Records from a dataset:
▬▬▬▬▬▬
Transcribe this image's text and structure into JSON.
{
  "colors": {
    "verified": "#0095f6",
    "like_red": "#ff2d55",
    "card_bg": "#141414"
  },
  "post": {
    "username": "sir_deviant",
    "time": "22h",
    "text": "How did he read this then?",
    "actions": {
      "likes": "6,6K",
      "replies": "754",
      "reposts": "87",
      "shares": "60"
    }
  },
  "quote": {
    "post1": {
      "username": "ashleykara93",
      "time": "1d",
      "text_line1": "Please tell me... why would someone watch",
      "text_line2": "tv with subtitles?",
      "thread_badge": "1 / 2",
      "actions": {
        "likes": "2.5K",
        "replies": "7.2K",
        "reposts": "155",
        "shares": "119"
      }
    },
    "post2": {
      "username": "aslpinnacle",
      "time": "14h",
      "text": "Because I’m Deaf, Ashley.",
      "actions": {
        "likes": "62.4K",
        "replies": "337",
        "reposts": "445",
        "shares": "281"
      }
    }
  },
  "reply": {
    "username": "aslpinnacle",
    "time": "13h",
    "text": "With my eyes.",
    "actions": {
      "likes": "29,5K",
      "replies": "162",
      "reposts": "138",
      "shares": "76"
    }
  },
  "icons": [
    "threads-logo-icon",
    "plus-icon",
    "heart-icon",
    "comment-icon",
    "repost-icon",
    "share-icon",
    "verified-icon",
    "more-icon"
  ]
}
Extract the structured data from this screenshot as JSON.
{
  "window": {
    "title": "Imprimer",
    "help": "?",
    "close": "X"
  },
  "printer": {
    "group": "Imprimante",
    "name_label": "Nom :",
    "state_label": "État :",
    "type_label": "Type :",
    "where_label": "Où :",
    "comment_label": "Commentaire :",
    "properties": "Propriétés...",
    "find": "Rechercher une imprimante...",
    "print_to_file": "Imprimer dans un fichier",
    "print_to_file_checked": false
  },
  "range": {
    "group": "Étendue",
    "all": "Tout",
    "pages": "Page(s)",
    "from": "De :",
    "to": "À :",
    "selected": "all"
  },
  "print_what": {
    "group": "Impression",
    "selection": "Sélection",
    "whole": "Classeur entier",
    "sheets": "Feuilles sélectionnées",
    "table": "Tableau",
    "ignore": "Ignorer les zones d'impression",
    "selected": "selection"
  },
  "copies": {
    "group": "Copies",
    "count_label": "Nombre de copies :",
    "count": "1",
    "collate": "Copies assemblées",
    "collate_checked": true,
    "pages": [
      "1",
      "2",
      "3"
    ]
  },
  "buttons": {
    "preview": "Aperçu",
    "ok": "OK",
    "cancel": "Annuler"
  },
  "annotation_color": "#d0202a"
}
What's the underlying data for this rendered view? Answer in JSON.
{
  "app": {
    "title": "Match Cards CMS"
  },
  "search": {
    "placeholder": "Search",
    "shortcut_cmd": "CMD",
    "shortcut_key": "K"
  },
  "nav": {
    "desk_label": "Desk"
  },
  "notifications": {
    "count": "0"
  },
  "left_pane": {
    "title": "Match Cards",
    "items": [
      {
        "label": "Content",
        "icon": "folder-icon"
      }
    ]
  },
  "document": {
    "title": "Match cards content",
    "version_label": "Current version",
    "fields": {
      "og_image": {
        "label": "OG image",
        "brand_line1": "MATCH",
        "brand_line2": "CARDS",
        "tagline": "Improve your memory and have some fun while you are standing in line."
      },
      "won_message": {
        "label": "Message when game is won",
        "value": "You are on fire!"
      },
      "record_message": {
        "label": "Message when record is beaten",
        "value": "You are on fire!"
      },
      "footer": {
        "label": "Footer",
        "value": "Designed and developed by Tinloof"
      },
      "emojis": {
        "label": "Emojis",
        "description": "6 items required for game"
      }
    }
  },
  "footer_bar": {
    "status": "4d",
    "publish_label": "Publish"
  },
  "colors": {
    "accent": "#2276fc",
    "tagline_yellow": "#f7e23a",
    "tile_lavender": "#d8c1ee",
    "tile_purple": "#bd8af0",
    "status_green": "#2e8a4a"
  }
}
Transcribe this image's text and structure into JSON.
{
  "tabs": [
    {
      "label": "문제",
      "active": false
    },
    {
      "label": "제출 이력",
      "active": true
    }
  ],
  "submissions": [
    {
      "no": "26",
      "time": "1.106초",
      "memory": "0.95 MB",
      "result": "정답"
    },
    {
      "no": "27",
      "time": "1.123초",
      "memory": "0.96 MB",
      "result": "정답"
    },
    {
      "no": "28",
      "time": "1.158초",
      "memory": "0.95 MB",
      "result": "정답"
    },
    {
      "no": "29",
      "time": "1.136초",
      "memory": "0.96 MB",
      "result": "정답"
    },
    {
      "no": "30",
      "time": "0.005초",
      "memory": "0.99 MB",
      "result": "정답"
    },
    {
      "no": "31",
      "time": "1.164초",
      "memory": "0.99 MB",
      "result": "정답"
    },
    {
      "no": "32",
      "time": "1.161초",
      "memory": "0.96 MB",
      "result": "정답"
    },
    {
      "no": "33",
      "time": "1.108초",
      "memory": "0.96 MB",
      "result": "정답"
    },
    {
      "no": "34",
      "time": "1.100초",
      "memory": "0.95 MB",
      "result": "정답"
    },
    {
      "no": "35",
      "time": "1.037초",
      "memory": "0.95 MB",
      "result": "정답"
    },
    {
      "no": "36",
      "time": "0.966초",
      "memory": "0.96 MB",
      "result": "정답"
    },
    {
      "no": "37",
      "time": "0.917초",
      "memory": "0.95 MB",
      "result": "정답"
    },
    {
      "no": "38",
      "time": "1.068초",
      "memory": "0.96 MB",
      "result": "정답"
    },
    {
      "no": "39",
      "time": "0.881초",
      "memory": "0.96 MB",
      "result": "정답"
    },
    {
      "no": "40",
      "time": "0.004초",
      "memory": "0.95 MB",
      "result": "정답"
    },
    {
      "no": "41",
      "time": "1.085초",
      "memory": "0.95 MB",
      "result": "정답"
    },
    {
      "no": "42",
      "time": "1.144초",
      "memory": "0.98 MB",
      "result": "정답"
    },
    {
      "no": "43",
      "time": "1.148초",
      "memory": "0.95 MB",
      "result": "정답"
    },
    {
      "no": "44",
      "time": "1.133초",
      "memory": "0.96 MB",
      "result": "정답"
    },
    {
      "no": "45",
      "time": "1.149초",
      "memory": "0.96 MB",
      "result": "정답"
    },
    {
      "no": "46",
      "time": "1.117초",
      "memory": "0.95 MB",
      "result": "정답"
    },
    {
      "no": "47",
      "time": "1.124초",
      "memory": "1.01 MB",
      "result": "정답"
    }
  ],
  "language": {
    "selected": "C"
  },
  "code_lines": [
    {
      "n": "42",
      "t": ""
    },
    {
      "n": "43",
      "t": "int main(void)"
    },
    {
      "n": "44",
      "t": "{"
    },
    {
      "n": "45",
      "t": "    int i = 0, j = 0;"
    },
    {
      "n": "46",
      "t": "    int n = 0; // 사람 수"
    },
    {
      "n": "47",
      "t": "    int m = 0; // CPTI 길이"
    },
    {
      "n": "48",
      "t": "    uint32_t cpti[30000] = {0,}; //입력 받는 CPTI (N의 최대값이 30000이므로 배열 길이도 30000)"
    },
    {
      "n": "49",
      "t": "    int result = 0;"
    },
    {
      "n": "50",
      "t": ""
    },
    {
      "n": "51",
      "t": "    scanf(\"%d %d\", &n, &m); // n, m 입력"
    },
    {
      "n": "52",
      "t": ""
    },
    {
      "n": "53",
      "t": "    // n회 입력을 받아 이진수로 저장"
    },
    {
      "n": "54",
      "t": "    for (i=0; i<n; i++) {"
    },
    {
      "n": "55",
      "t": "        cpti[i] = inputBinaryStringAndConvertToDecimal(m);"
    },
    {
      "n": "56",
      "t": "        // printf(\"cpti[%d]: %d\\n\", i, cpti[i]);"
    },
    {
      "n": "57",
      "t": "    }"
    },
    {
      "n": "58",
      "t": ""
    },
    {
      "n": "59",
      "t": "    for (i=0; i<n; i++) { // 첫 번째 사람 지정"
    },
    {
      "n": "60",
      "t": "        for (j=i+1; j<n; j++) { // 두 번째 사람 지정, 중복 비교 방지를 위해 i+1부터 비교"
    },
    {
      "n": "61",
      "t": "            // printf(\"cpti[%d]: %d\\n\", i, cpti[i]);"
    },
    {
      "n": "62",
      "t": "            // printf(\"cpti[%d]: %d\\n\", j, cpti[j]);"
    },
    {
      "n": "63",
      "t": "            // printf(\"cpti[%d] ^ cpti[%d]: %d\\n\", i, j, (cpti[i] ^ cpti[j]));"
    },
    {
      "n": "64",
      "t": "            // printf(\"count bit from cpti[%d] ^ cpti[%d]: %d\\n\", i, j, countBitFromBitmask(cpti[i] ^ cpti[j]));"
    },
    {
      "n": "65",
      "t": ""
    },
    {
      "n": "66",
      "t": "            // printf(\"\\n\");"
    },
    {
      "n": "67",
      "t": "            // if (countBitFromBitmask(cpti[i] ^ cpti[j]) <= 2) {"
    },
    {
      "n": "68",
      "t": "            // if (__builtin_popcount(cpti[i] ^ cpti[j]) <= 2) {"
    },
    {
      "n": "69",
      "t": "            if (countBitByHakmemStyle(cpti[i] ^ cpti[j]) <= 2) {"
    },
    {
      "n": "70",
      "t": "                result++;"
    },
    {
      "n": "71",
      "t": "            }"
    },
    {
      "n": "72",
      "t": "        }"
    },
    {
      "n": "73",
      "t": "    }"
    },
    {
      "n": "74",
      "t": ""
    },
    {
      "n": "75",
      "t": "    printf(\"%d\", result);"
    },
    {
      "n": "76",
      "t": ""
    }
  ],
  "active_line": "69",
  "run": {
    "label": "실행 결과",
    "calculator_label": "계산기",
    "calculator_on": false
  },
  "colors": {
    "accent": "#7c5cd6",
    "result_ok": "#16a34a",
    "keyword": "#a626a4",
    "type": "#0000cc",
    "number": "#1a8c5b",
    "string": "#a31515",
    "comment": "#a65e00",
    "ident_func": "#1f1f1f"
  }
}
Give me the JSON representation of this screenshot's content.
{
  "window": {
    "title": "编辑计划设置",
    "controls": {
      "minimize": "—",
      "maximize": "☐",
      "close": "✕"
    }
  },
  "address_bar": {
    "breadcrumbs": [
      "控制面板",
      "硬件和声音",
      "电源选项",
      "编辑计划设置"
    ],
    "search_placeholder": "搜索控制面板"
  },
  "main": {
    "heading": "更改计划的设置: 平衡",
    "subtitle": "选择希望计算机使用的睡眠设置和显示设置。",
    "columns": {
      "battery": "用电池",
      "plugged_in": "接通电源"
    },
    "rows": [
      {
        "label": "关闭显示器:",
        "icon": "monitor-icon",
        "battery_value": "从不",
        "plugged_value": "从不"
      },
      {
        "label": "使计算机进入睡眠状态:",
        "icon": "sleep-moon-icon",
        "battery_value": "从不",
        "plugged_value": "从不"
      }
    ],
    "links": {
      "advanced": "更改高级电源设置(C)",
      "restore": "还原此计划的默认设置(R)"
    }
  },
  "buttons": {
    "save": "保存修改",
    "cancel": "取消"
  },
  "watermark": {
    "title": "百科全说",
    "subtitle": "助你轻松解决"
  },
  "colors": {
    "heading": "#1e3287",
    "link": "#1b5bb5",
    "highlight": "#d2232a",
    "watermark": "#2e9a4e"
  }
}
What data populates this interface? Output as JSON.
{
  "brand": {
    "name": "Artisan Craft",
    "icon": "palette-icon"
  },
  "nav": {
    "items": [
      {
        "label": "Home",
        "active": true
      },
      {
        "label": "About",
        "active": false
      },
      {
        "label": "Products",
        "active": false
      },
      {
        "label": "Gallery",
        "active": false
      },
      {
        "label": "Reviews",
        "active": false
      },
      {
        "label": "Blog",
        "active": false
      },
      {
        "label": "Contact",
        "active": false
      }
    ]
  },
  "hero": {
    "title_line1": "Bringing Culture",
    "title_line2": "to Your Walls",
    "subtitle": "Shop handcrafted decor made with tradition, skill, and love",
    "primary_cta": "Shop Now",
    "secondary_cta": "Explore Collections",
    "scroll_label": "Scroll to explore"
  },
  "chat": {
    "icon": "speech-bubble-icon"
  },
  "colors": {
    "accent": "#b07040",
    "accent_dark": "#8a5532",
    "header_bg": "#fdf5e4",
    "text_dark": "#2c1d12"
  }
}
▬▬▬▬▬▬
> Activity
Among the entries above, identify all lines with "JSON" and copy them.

> Output below
Transcribe this image's text and structure into JSON.
Extract the structured data from this screenshot as JSON.
What's the underlying data for this rendered view? Answer in JSON.
Transcribe this image's text and structure into JSON.
Give me the JSON representation of this screenshot's content.
What data populates this interface? Output as JSON.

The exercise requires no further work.